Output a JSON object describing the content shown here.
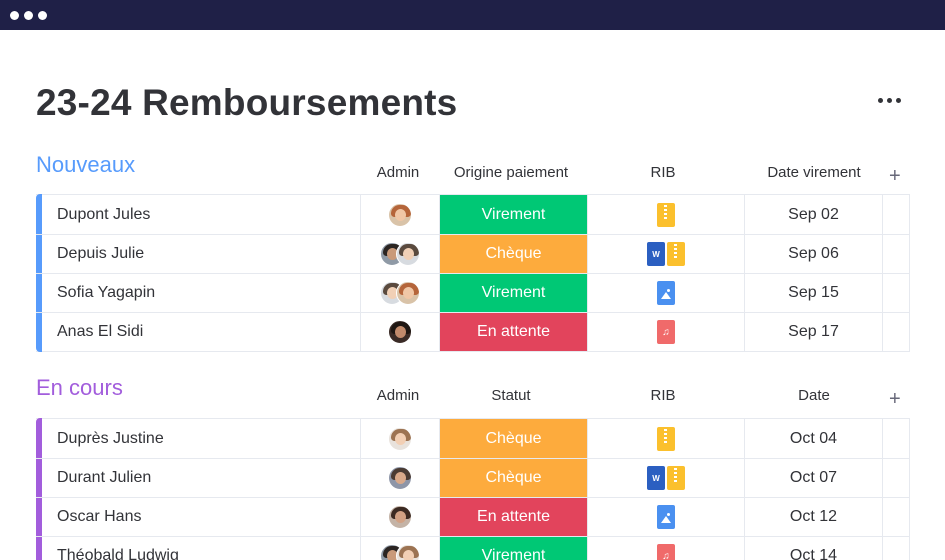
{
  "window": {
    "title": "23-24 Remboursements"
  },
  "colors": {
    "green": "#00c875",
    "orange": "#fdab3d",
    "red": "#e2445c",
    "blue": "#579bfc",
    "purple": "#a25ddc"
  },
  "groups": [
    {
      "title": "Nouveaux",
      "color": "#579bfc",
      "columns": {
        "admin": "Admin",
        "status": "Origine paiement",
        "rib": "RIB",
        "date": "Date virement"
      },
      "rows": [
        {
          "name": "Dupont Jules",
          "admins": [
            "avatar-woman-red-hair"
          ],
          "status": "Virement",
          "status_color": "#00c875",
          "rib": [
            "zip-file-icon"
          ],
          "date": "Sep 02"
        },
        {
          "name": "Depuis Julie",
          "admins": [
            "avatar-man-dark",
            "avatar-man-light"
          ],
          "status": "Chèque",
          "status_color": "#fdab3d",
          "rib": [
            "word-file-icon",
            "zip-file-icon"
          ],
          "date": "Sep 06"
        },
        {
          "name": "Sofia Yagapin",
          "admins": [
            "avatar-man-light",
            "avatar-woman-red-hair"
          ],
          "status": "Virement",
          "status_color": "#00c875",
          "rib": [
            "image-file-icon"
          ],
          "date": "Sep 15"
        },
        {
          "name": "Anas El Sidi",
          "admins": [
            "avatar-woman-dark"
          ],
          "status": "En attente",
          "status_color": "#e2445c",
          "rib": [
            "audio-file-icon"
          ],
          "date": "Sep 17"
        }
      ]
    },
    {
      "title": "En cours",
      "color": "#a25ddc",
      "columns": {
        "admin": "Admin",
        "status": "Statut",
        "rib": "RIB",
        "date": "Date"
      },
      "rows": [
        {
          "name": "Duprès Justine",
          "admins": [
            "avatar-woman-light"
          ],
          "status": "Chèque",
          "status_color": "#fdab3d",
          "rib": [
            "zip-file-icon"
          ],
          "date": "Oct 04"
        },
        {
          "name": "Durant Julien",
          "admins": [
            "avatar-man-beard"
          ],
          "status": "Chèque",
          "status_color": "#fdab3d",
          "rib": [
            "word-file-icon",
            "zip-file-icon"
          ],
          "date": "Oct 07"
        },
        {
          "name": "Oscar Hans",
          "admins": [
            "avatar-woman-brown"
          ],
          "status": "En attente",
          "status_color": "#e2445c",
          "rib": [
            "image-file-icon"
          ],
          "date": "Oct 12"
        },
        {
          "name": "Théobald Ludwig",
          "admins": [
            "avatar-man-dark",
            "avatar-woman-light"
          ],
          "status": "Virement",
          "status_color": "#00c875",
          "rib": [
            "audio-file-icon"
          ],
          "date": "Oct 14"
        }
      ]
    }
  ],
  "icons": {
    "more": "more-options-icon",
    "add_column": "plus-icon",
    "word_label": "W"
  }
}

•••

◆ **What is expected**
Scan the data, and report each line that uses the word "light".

◆ **Exercise answer**
            "avatar-man-light"
            "avatar-man-light",
            "avatar-woman-light"
            "avatar-woman-light"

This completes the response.